Not too long ago, my friends and I decided to treat ourselves to a non-dining-hall meal at a nice Italian restaurant. As I indulged in some amazing pasta, I couldn’t help but notice the table next to me: a family with four children, three of whom were glued to their iPads or iPhones. I’ve seen this several times before (who hasn’t?), but it still made me pause. Is this where we are headed as a society? LCD touch screens in front of our dinner plates? Technology taking over in a family’s time together?
But you can call me a hypocrite. Even though I am confused and worried about everyone’s evolving attachment to technology, I still frequently use Snapchat, Facebook, text messages, Tumblr, e-mails, Instagram, YouTube, and other apps—so much that it feels like a gigantic part of my life lives on the Web or on a screen. Am I happy about this? Not really.
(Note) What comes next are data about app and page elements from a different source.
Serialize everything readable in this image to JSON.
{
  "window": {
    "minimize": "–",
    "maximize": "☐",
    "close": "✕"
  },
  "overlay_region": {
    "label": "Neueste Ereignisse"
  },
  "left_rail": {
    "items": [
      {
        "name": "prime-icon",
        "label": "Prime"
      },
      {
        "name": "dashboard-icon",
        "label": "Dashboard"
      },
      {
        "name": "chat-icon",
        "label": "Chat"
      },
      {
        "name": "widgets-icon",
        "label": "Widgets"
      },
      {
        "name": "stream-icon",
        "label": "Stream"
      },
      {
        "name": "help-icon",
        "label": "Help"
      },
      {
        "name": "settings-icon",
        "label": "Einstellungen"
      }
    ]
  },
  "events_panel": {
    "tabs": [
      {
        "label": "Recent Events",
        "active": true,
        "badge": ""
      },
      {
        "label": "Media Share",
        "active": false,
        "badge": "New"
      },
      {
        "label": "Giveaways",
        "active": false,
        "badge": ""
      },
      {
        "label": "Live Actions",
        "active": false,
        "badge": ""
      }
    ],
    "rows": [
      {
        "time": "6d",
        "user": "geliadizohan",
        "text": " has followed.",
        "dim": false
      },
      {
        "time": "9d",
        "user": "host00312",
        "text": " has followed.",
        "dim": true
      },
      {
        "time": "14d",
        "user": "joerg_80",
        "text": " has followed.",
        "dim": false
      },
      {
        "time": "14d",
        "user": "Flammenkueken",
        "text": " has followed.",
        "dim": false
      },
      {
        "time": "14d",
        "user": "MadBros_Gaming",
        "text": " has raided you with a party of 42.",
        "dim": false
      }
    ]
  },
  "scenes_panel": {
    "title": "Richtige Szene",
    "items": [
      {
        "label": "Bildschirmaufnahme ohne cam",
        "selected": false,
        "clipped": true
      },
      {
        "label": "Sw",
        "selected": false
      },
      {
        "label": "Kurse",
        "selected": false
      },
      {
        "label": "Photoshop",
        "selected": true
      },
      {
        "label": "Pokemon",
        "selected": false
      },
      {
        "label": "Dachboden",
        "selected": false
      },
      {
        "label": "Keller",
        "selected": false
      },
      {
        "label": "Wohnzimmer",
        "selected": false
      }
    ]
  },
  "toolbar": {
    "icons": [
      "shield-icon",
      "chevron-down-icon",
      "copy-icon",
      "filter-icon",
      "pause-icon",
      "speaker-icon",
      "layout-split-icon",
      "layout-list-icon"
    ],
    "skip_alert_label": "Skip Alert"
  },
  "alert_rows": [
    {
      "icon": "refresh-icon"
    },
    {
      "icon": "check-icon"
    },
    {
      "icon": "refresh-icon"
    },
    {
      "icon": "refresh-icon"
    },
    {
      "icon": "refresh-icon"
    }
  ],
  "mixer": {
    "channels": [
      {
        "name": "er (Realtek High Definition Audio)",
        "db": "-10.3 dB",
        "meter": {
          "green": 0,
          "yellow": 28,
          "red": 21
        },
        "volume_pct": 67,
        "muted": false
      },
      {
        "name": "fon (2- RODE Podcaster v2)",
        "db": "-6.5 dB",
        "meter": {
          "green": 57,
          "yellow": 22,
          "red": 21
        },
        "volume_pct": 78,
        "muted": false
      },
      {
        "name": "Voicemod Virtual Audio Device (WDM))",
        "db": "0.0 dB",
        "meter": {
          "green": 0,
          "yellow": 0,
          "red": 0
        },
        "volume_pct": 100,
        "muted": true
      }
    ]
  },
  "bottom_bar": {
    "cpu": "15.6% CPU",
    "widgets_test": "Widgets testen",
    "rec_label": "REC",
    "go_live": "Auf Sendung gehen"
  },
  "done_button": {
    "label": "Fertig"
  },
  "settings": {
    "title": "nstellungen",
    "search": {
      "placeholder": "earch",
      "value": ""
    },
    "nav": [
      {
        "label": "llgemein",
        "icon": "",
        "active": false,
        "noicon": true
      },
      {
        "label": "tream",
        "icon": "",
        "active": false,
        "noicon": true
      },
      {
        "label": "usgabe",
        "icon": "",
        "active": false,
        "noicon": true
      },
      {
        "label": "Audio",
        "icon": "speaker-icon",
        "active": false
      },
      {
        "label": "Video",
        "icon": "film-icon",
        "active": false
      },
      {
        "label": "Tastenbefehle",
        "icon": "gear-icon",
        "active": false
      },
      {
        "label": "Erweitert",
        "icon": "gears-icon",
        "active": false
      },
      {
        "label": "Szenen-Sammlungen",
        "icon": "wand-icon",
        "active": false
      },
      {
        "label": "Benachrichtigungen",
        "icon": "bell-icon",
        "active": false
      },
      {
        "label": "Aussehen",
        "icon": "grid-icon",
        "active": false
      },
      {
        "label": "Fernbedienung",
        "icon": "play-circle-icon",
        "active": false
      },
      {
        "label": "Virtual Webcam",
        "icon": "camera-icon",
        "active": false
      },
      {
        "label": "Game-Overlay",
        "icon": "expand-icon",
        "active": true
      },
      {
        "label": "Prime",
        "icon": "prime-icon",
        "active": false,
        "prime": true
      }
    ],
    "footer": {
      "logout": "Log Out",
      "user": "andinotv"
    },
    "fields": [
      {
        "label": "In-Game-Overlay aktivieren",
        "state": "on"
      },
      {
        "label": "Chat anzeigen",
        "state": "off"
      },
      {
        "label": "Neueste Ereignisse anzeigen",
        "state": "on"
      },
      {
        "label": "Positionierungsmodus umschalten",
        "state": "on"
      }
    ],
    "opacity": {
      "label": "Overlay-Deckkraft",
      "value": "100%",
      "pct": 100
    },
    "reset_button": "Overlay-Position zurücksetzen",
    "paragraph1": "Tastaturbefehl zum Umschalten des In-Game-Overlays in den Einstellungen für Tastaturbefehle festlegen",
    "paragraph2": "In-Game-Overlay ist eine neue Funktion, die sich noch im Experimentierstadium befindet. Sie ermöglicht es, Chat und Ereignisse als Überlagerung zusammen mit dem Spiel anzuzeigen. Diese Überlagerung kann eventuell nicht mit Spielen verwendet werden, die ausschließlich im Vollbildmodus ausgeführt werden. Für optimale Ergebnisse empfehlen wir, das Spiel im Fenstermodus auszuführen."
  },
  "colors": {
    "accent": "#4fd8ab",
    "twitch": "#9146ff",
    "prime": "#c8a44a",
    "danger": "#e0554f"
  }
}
Even though technology can keep us informed, interested, and entertained, it’s still experiencing the world through a screen.
So I say, let’s break the constant ties to our phones, tablets, laptops, and other gadgets. Let’s unplug. Let’s lift up our eyes. Let’s experience life. (Especially as college students, because we really only get to do this once.)
Here are five ways to unplug and loosen your connection to your smartphone and other technology:
1. Be conscious of how often you use your phone
The first major step to unplugging is to be conscious of when you use your phone or other technology, so you will realize just how much you are using it. Whenever you pull out your phone to text someone, for example, think to yourself, “Now I am using my phone.” (You could even spend a week keeping track of your usage and writing it down.) After becoming more aware of your tech usage, it will become less of a mindless habit and more of a conscious decision.
2. Make a real effort to limit your phone/tech usage
Say to yourself, “I will try my best to lessen my time on my phone (or laptop or other form of technology).” If you still plan to use it, try to only do it when it’s necessary, such as answering a call or responding to an important e-mail or text. Set certain times when you will check your phone based on what works best for you: once every hour, every two hours, three times a day, etc.
Another way to limit phone/technology usage is to delete non-essential apps that frequently suck up your time. This way, in order to use that app, you have to re-download it. Only download it again if you think it’s either necessary or if you think you’d only use it for a few minutes. After you’re done using it for a limited amount of time (less than five minutes is a good goal), delete it again. If you want to use it again, repeat the process. As the app becomes more tedious to use, you’ll be tempted by it less. I know this sounds a little strange, but trust me, I do this, and it’s a super effective way to do a little “tech-cleanse.”
3. Find a new pastime
Instead of going straight to your phone, laptop, or tablet to be entertained when you have downtime, turn to something else! Pick up a book with a story that captures your interest. Play Sudoku or a board game with friends. Express your creativity by painting, drawing, or writing in a journal. Or just go outside…
4. Explore life through a new lens
Take a walk through your town or campus without your phone, or if you don’t feel comfortable doing so, turn it off and keep it in your pocket. Try to not use your phone unless it’s crucial. This is your chance to take in the world in front of you and to really see it. Notice the movement of the trees. Smell the fresh air. Observe the color of the sky. Let the world in front of you entertain you; it has so much to offer that our phones never could.
5. Encourage others to join you in unplugging
Finally, encourage your friends and family members to spend less time on their phones when you’re hanging out with them. At dinner, for example, tell everyone to put their phones off the table and in their bags or pockets. If they ask you why, tell them that you want to enjoy their company as completely as possible.
How long you can go without checking your phone: A day? Two days? A week?! Let me know how it goes in the comments.